Picking up the pieces was hard, especially since the rain didn't stop. This is Paul checking out the damage and wondering where to start.
In a bizarre twist, just before the Mothership was blown down this structure came into our lives. It was an old greenhouse of a local man's father who had passed away. It had fallen into disrepair, and through word of mouth he contacted us to see if we were interested in deconstructing it. We had just finished construction on our second hoop house and were excited that a third was on the horizon. After the Mothership went down, this new beast was slated as her replacement, which was a lucky thing.
We are a host farm for the WWOOF program, and have had many volunteers out this summer, and those who were here in the later summer helped re-construct the Mothership 2.0!

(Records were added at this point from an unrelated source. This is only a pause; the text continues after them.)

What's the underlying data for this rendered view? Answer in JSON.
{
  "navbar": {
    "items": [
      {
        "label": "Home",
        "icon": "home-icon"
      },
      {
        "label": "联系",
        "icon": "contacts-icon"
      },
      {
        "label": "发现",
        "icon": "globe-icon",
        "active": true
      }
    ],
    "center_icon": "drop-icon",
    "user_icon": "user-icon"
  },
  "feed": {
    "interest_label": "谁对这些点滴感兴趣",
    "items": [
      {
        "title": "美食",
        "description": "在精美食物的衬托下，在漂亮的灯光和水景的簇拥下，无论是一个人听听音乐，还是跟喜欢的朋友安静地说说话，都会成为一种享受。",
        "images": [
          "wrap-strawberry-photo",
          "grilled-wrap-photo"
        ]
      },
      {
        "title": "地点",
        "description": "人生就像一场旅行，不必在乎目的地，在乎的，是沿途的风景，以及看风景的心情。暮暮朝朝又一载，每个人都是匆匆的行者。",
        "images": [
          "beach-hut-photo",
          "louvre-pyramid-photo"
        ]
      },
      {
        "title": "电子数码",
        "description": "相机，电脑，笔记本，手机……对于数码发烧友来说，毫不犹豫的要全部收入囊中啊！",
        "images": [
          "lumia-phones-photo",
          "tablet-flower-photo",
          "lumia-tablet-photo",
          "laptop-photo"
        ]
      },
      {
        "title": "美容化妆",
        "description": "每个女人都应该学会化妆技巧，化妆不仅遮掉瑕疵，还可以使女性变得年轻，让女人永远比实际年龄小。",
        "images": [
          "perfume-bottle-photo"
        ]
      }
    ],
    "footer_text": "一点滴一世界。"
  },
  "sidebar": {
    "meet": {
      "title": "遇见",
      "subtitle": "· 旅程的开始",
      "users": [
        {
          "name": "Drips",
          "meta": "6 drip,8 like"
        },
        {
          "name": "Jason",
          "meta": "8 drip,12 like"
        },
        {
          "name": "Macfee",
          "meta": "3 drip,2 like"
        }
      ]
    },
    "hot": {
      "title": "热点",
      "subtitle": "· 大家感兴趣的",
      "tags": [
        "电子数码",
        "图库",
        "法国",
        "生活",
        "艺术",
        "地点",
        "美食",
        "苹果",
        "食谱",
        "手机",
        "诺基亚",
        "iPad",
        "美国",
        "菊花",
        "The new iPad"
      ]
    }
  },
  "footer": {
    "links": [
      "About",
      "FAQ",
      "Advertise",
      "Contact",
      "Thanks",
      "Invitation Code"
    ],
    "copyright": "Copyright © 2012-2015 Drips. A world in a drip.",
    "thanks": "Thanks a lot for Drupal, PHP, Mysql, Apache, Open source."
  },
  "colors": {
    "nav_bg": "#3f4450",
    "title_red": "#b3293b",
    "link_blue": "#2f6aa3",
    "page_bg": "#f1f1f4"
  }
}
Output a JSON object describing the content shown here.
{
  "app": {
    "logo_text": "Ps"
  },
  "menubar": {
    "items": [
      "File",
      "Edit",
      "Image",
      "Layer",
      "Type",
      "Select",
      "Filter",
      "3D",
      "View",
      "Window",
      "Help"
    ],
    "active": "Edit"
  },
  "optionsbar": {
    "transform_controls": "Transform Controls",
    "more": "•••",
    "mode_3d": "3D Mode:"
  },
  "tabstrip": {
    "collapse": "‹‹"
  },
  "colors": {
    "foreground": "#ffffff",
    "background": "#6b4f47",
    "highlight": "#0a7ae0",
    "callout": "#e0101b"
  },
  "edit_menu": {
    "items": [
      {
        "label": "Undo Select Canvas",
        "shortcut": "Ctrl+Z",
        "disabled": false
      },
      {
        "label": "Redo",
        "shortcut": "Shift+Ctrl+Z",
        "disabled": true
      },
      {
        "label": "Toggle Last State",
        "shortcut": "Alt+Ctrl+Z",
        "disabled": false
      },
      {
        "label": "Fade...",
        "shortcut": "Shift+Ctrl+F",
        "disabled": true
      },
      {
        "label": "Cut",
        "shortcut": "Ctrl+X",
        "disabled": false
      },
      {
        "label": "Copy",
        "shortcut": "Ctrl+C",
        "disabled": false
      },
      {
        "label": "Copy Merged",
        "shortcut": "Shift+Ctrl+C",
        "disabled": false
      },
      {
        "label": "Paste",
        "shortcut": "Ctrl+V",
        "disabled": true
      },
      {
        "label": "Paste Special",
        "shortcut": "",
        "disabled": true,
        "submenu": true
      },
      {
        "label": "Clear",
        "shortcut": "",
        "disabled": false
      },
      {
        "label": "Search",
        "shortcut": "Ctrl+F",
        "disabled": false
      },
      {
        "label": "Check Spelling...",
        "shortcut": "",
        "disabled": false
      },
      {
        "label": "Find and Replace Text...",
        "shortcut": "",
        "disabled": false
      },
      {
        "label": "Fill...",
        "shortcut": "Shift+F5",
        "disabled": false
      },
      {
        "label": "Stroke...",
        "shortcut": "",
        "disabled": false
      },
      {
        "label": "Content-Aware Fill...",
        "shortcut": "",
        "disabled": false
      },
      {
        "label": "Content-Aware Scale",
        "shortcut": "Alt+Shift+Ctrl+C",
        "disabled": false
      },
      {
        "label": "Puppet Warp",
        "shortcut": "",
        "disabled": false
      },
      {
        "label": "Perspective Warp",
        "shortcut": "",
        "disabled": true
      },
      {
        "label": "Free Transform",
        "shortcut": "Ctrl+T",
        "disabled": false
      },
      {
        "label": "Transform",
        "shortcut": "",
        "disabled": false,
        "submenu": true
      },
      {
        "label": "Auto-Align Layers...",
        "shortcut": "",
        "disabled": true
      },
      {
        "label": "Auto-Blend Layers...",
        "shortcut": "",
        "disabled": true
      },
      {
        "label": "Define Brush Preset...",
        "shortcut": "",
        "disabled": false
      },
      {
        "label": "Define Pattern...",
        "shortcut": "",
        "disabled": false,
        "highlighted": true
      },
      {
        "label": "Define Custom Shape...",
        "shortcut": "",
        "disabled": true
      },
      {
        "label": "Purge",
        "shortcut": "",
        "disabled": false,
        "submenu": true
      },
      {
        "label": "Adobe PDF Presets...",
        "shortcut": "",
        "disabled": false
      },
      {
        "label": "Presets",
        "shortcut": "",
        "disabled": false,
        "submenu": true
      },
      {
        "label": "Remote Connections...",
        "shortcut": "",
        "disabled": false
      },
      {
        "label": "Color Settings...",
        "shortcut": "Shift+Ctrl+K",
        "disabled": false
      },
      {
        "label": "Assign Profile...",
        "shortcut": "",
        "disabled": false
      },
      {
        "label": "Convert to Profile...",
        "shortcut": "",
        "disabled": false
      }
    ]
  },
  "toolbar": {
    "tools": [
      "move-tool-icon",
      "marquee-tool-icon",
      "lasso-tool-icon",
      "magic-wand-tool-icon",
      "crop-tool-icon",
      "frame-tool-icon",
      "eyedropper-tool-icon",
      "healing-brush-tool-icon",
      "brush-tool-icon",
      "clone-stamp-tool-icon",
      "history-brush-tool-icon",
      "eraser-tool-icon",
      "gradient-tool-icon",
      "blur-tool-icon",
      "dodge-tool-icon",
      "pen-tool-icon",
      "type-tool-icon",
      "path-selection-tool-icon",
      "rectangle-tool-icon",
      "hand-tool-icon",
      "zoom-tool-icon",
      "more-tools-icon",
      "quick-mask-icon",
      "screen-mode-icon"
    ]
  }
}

Putting up one of these structures is like putting together a giant 3-D puzzle. There are so many pieces that need to be constructed in a particular order (Duh) but still. It took all summer to locate a business to swedge pipes to make the original greenhouse taller, and longer. The "swedge" is the crimp in the top of the pipes, you can see to the right of this picture. All of those pieces we had to have manufactured.
Without the help of WWOOFers, this process would have taken a lot longer, and they were really happy to help on such a large project.
Even my children got involved.
And the healing process can finally begin. What a huge year this has been, so the fact that this structure was being re-built just topped off an insane amount of emotion, work, help, work, and more help.
Many different faces appeared to work on different stages of this hoop at different times. We've been working on construction over the past three months.
It was dusk, or near dusk and the enthusiasm of the group was high, so we decided to pull the plastic over the top...which is no easy feat! It's a giant plastic sail, so there can't be ANY wind.
The large roof piece needed to be secured to the side of the hoop before it can be pulled over the structure.
This is Paul wiggle-wire-ing the plastic to the side of the hoop.
And the roof is ON!!! What a long road. A big ball of emotion wrapped up under moonlight. Thank you WOOF-pack. Thank you storm that blew down original Mothership, thankyou sir who came to us with new hoop skeleton, I love you Mothership 2.0!
We are Ozark Alternatives, a small farm and CSA in Northwest Arkansas. I keep several blogs about our exploits that I would like you to check out:
Ozark Alternatives ( http://http://ozarkalternatives.wordpress.com/ )
Northwest Arkansas Local Harvest ( http://http://nwalhcsa.com/ )
Thanks for reading my story, and I hope you read more. And if you're ever in Northwest Arkansas, come and see us.